*Task goal*: In the data that follows, count the lines where "configurations" appears, and write only the number.
----
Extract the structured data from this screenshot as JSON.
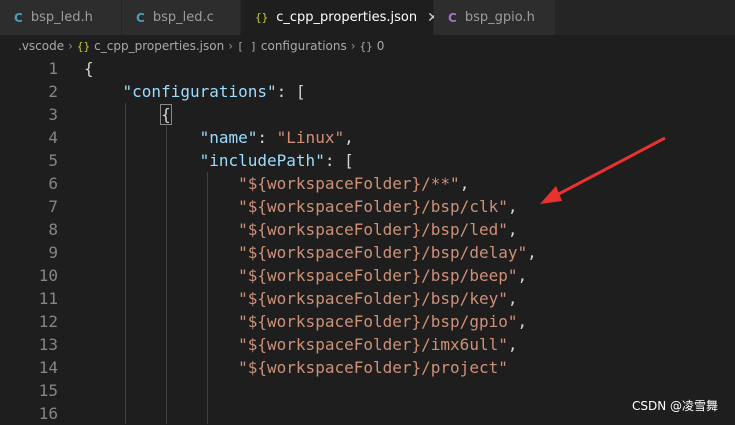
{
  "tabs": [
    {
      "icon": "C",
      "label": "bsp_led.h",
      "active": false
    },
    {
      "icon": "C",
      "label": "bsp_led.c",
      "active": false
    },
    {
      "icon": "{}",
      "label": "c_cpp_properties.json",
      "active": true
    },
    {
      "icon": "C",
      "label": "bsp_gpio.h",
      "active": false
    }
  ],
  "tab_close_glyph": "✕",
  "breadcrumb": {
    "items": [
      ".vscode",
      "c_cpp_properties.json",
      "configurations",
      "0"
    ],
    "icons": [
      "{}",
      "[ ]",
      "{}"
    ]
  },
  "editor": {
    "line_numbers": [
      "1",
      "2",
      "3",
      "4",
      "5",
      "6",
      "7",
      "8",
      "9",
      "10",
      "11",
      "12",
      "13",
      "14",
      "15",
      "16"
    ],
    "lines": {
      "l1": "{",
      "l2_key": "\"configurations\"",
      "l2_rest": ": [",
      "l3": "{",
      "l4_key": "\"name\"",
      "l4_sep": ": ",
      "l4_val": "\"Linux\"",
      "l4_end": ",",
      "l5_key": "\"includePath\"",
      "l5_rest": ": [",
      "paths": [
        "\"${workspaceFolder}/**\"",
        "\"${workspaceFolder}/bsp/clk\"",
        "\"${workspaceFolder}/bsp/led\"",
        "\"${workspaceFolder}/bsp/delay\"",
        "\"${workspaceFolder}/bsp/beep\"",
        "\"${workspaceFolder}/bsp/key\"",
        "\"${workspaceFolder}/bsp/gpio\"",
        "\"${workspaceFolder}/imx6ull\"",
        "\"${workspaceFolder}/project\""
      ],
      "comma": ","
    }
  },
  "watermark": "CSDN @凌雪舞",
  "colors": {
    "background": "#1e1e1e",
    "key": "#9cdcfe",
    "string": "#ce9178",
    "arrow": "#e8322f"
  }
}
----
*Answer for the task*: 2